John Mayall, managing director, Enterprise Architecture Solutions: COVID has slashed budgets and changed business models, and we're seeing massive disruption in product and service delivery. For companies to stay profitable, or even continue to exist, changes that typically would have been planned and implemented over a number of years are now being targeted to happen in months, with IT most often at the heart of the majority of these initiatives. Under these pressures, companies will compromise quality for speed in the short term even though they understand that this will lead to increased costs and complexity in the medium to long term, as well as increased risk. EA teams will be given the responsibility for tracking the technical debt incurred and providing visibility of the potential risks associated with tactical decisions that are being made. However, they will also be left exposed to be the fall guys if the business becomes constrained.

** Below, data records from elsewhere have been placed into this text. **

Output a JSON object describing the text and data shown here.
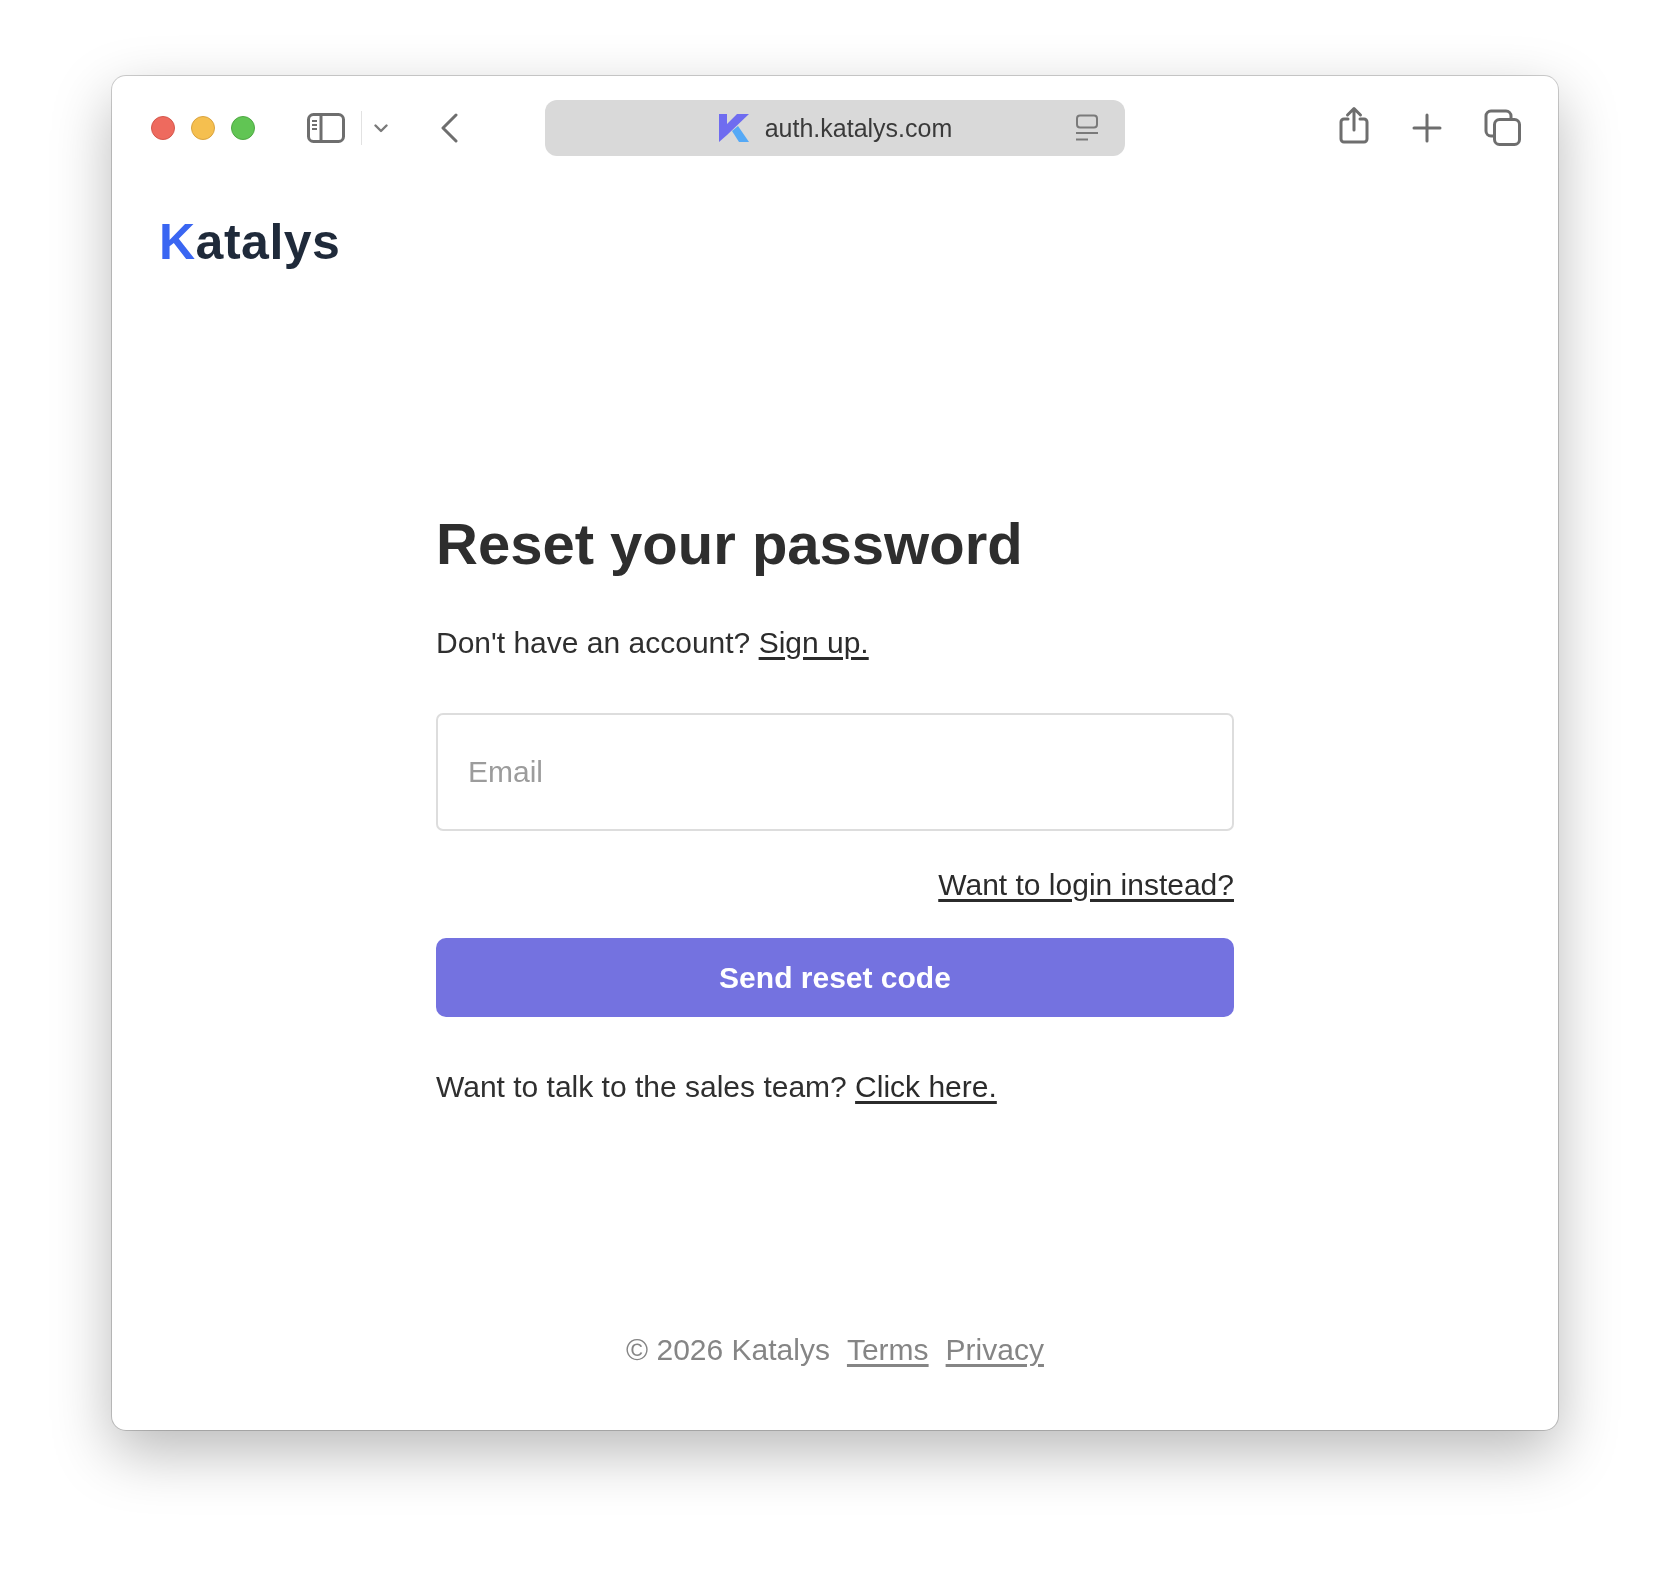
{
  "browser": {
    "url": "auth.katalys.com"
  },
  "logo": {
    "text": "Katalys"
  },
  "form": {
    "title": "Reset your password",
    "signup_prompt": {
      "text": "Don't have an account?",
      "link": "Sign up."
    },
    "email_field": {
      "placeholder": "Email"
    },
    "login_link": "Want to login instead?",
    "submit_button": "Send reset code",
    "sales_prompt": {
      "text": "Want to talk to the sales team?",
      "link": "Click here."
    }
  },
  "footer": {
    "copyright": "© 2026 Katalys",
    "links": [
      "Terms",
      "Privacy"
    ]
  }
}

Gordon Barnett, principal analyst, Forrester Research: The events of 2020 highlighted that the enterprise architectures of many firms could not adapt to the environmental change at the rate customers, partners and executives demanded. This led to many reactive and tactical projects that often bypassed EA. In 2021 and 2022, EA leaders will be redesigning their approach to EA to focus on three design principles: adaptive architecture, to reallocate resources and assets to support the dynamic configuration of business and operating models; creative, to adopt best practices in innovation; and resilient, to maintain operational effectiveness in times of disruption, growth, rightsizing and downsizing.
Impact to enterprise architects

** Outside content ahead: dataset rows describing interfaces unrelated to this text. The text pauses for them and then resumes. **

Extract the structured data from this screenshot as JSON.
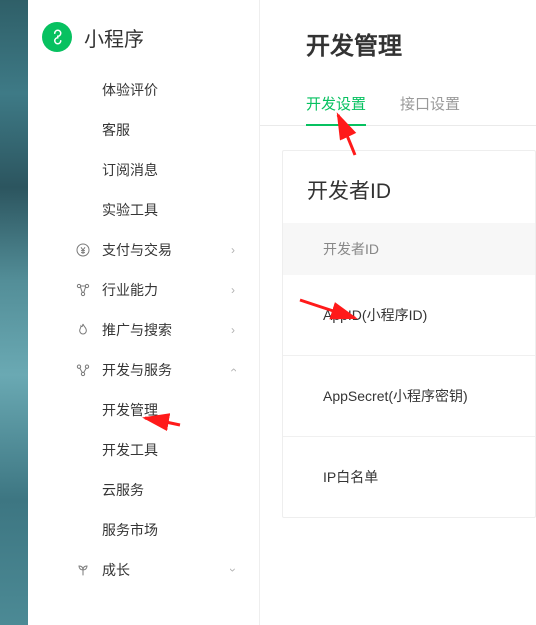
{
  "brand": {
    "title": "小程序"
  },
  "sidebar": {
    "sub1": [
      "体验评价",
      "客服",
      "订阅消息",
      "实验工具"
    ],
    "groups": [
      {
        "icon": "yen-icon",
        "label": "支付与交易",
        "chev": "right"
      },
      {
        "icon": "nodes-icon",
        "label": "行业能力",
        "chev": "right"
      },
      {
        "icon": "flame-icon",
        "label": "推广与搜索",
        "chev": "right"
      },
      {
        "icon": "dev-icon",
        "label": "开发与服务",
        "chev": "up"
      }
    ],
    "devSub": [
      "开发管理",
      "开发工具",
      "云服务",
      "服务市场"
    ],
    "growth": {
      "icon": "plant-icon",
      "label": "成长",
      "chev": "down"
    }
  },
  "main": {
    "title": "开发管理",
    "tabs": [
      "开发设置",
      "接口设置"
    ],
    "card": {
      "title": "开发者ID",
      "head": "开发者ID",
      "rows": [
        "AppID(小程序ID)",
        "AppSecret(小程序密钥)",
        "IP白名单"
      ]
    }
  }
}
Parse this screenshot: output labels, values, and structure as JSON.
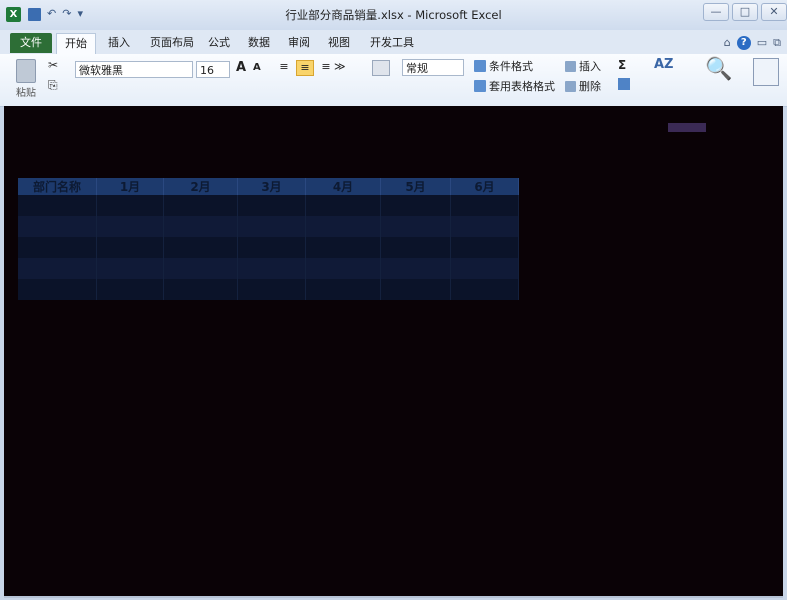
{
  "window": {
    "title": "行业部分商品销量.xlsx - Microsoft Excel",
    "controls": [
      "—",
      "□",
      "✕"
    ]
  },
  "qat": {
    "undo": "↶",
    "redo": "↷",
    "customize": "▾"
  },
  "tabs": [
    {
      "label": "文件"
    },
    {
      "label": "开始"
    },
    {
      "label": "插入"
    },
    {
      "label": "页面布局"
    },
    {
      "label": "公式"
    },
    {
      "label": "数据"
    },
    {
      "label": "审阅"
    },
    {
      "label": "视图"
    },
    {
      "label": "开发工具"
    }
  ],
  "ribbon": {
    "paste_label": "粘贴",
    "font_name": "微软雅黑",
    "font_size": "16",
    "number_format": "常规",
    "conditional_format": "条件格式",
    "table_format": "套用表格格式",
    "insert": "插入",
    "delete": "删除",
    "sigma": "Σ",
    "sort_letters": "AZ",
    "find_glyph": "🔍"
  },
  "sheet": {
    "headers": [
      "部门名称",
      "1月",
      "2月",
      "3月",
      "4月",
      "5月",
      "6月"
    ],
    "row_count": 5
  },
  "colors": {
    "file_tab": "#2d6e36",
    "header_fill": "#1d3a6d",
    "sheet_bg": "#0a0206"
  }
}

Andy Neill, chief enterprise architect, Info-Tech Research Group: Architecture guilds are going to become ubiquitous. This will start with data architecture guilds, infrastructure architecture guilds and application architecture guilds but will quickly expand to security, business and integration. This can only happen if the domain architects are given the authority to make good architecture decisions in the moment on behalf of enterprise architecture.
Architecture review boards are going to disappear. When organizations start to instill more trust in their domain architects to make the right decisions and to impart architecture knowledge at the team level, there will be less and less need for an enterprise architecture review board. Organizations will work to a point where standards, patterns and architecture decisions are left to the teams and informed up the chain. This very much aligns to the agile mentality, which is also becoming a standard development and delivery model.
David Torre, owner and principal consultant, Center Mast, LLC: More EAs will be automating artifact production, creating and updating application portfolios, capability maps and cloud infrastructure footprints. Among clients I've worked with who have some semblance of an EA practice, about 40% are automating, and 60% are not. I would hope that at least half of enterprises with an EA practice are conducting some form of EA automation. It's imperative in order to deliver EA value faster with tighter budgets and fewer human resources.